The announcement at Detroit’s Charles H. Wright Museum of African American History drew dozens of parents, educators and community leaders. Among them was Detroit Schools Superintendent Nikolai Vitti who said one of the major impediments to improving conditions for young children has been divisions between the various government and nonprofit entities that run schools, daycares and health facilities for young kids.

Vitti said the district would do its part to “to break down the walls of territorialism that has prevented this work from happening” in the past.

Watch the video of of the announcement here.

Detroit's future

In a city where 60 percent of young children live in poverty, a ten-year plan aims to improve conditions for kids

PHOTO: Erin Einhorn/Chalkbeat

A coalition of community groups led by two major foundations has a plan to change the fortunes of Detroit’s youngest citizens.

The Hope Starts Here early childhood partnership is a ten-year effort to tackle a list of bleak statistics about young children in Detroit:

  • More than 60% of Detroit’s children 0-5 live in poverty — more than in any of the country’s 50 largest cities;
  • 13% of Detroit babies are born too early, compared to nine percent nationally;
  • 13% of Detroit babies are born too small, compared to eight percent nationally;
  • Detroit has one of the highest infant mortality rates in the country;
  • Nearly 30,000 of eligible young Detroiters have no access to high-quality early learning or child care options.
  • That translates to learning problems later on, including the 86.5% of Detroit third graders who aren’t reading at grade level.

Hope Starts Here spells out a plan to change that.

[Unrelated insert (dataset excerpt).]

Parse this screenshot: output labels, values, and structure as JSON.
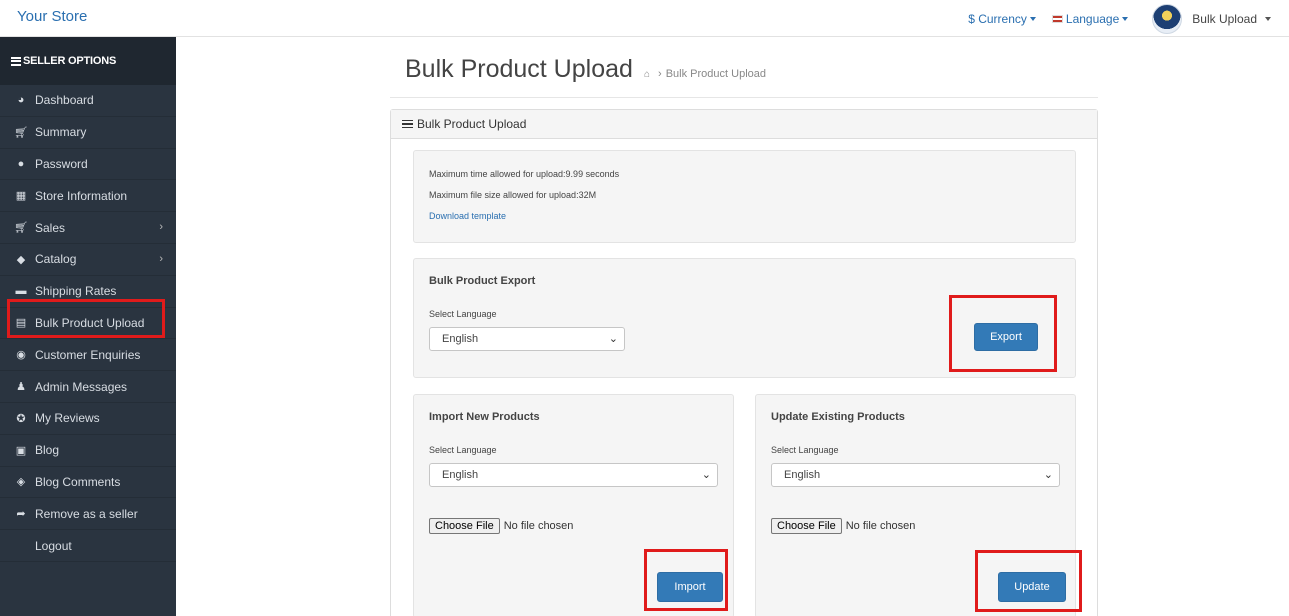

While it doesn’t identify specific new funding sources or propose a dramatic restructuring of current programs, the effort led by the Kresge Foundation and the W. K. Kellogg Foundation, names six “imperatives” to improving children’s lives.

Among them: Promoting the health, development and wellbeing of Detroit children; supporting their parents and caregivers; increasing the overall quality of early childhood programs and improving coordination between organizations that work with young kids. The framework calls for more funding to support these efforts through the combined investments of governments, philanthropic organizations and corporations.

Read the full framework here: